Songbijit is said to be based in Myanmar while military commander Bidai and his deputy Binod Mushahary aka Batha are among those holed up in forests along the India-Bhutan border.
Analysts point out that the security forces may have over-estimated the impact of their operations on the NDFB-S. While these did weaken the NDFB-S, pressure on the rebels reportedly eased somewhat this year. This may have facilitated the regrouping of the outfit.
In March this year, the Bhutan Army launched a major operation against anti-India rebels on its soil, prompting NDFB-S militants to slip out of sanctuaries in Bhutan to bases in Myanmar. Was the recent attack at Kokrajhar aimed at deflecting the attention of the security forces away from the India-Bhutan border, so that militants could relocate easily?

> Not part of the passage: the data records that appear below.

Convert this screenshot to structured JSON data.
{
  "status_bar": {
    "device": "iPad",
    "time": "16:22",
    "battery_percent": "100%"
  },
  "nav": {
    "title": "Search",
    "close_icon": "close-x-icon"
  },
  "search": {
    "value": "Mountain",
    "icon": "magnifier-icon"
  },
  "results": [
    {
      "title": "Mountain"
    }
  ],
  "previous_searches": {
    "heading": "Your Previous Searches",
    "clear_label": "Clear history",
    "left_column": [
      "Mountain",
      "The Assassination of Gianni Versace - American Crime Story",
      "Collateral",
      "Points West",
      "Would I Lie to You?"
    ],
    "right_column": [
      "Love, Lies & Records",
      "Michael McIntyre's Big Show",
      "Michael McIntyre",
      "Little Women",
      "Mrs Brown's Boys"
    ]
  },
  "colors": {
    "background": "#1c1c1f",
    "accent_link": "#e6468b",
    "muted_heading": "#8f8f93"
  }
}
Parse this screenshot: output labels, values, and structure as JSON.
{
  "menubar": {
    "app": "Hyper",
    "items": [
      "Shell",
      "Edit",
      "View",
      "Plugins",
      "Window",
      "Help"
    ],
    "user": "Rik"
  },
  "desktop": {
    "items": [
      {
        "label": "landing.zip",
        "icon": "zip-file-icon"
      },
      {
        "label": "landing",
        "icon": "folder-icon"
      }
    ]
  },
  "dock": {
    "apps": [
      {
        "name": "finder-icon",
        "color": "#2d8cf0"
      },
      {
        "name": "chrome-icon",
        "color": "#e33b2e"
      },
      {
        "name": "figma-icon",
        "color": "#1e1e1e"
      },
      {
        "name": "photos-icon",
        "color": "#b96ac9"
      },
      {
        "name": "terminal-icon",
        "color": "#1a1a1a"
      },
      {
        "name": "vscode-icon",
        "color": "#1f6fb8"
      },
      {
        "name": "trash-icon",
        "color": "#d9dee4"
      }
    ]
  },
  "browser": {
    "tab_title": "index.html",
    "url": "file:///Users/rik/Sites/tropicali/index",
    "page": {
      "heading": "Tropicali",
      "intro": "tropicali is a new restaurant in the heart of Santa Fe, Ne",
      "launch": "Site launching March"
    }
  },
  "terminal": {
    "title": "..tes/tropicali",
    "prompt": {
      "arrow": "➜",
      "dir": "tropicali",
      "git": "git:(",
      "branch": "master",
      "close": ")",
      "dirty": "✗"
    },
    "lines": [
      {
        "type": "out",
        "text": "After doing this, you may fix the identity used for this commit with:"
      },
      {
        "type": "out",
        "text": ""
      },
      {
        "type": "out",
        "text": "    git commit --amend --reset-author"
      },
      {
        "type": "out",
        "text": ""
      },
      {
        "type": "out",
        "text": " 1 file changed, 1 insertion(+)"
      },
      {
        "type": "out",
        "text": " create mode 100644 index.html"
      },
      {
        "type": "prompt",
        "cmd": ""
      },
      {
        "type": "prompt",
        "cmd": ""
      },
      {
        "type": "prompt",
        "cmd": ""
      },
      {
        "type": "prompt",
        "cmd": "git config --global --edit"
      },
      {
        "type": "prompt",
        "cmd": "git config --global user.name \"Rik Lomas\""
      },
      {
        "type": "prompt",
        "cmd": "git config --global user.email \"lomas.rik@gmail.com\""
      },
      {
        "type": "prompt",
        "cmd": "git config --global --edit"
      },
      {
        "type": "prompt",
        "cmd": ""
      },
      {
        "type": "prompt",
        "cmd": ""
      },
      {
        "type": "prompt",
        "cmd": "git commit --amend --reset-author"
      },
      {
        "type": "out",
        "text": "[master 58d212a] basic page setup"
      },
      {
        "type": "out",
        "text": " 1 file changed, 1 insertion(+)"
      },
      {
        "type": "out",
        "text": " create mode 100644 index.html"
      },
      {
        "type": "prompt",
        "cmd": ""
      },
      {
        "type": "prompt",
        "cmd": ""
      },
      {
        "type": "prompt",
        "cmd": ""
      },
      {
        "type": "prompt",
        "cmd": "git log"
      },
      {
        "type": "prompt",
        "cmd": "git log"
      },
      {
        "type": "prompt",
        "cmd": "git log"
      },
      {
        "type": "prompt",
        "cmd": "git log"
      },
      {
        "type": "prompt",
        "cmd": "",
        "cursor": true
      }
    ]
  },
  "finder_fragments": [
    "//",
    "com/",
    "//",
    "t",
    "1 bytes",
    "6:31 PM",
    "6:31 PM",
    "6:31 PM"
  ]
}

In the wake of the August 5 attack, Indian authorities have announced stepping up military operations against the rebel group. More troops are being deployed and all security forces have been ordered “to go all out against the NDFB(S),” Assam’s Chief Secretary V K Pipersenia said.
However, heightened military operations alone will not defeat the NDFB(S).
Bodo grievances continue to fester. ‘Bodoland’ continues to be lost to ‘outsiders’ as more migrants flow to Bodo areas. While the 2003 accord makes grand promises on these issues of concern, little has been done on the ground to address this source of Bodo insecurity.
Importantly, support for militancy needs to be addressed and this will be possible only if the government ensures that democratic institutions in the BTAD function better.
The Bodo Territorial Council is controlled by the Bodoland People’s Front but the governance it provides is poor, bringing little benefit to the Bodo people at large. Unemployment is widespread, making militancy and crime attractive career options for Bodo youth.
Bodo militancy, especially that targeting ‘outsiders’, has spawned an array of armed groups claiming to represent the interests of the ‘outsiders.’ Tit-for-tat violence has escalated over the years.
Importantly, the Indian state will have to sever links between the armed outfits and politicians. Without breaking this nexus, heightened operations against the NDFB-S will be an exercise in futility.
Sudha Ramachandran is an independent journalist/researcher based in Bengaluru, India who writes on South Asian political and security issues. She can be reached at firstname.lastname@example.org